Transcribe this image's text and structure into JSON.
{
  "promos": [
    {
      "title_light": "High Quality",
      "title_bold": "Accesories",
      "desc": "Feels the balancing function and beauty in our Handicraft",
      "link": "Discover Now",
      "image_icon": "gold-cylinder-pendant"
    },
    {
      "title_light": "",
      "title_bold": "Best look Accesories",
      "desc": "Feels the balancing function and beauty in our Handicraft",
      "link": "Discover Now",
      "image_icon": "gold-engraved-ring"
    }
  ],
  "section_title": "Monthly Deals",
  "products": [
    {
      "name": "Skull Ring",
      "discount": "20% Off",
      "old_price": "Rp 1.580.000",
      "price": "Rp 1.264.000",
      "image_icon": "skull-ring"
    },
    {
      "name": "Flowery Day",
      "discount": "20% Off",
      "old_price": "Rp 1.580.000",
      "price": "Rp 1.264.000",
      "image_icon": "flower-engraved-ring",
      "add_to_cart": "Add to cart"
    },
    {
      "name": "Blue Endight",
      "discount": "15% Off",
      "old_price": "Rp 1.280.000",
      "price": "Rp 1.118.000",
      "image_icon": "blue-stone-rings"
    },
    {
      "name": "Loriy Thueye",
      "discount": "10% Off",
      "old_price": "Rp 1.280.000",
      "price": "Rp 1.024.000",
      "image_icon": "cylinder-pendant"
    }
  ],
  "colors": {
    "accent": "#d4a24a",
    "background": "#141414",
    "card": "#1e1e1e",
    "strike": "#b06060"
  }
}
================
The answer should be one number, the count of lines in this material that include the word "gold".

2